▶ **Exercise**: Please report the number of lines in the entries below that contain "screenshot", with nothing added.

Segment Start: Data

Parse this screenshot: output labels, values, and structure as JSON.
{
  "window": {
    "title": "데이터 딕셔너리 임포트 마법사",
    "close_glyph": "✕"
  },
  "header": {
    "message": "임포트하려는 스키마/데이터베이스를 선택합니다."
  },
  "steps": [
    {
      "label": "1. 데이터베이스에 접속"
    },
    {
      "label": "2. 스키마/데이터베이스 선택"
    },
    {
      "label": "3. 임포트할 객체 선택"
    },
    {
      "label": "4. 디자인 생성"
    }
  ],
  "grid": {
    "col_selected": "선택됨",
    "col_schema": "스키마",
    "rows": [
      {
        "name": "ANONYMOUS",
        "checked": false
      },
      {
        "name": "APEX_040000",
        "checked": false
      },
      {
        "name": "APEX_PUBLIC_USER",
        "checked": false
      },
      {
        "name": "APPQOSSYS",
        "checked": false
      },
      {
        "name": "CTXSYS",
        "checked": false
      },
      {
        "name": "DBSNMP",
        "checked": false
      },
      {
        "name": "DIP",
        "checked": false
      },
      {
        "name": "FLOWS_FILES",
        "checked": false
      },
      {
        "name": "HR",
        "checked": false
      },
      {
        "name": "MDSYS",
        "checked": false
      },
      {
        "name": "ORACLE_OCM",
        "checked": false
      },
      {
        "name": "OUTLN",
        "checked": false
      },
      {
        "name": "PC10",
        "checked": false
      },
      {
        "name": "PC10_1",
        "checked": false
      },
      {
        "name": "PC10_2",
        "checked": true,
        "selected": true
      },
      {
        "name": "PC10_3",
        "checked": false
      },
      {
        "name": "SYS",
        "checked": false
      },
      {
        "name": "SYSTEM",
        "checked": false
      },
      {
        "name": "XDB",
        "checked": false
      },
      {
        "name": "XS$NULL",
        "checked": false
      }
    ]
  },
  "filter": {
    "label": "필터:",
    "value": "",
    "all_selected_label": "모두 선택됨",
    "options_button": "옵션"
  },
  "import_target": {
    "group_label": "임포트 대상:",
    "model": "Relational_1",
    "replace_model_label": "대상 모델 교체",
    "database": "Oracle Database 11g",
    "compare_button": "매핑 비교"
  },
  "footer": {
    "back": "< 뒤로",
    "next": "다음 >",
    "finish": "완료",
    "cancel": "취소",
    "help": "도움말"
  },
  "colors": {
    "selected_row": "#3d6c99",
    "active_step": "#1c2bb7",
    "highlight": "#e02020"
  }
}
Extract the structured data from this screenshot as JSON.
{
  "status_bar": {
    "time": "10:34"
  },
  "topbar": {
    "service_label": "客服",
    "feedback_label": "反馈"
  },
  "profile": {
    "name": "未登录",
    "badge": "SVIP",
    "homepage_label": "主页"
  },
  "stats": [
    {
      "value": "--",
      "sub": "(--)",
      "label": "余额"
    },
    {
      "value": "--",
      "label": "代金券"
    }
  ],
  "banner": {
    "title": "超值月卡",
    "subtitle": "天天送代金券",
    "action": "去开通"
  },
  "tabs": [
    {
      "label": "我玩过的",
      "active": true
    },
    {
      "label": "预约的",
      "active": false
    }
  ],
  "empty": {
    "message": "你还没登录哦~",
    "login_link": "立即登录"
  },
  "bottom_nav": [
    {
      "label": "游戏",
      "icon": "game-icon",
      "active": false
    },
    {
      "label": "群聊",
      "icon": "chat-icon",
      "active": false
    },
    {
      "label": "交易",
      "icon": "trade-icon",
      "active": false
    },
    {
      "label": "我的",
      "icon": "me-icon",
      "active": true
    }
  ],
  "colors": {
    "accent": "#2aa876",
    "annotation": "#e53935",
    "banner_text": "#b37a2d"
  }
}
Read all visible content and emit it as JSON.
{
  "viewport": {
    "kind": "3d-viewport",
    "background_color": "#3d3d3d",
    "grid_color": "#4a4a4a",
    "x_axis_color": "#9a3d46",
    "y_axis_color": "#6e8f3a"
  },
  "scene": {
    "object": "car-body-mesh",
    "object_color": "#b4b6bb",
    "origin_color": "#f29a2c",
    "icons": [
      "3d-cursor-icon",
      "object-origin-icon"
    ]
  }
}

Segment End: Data

▶ **Exercise solution**: 2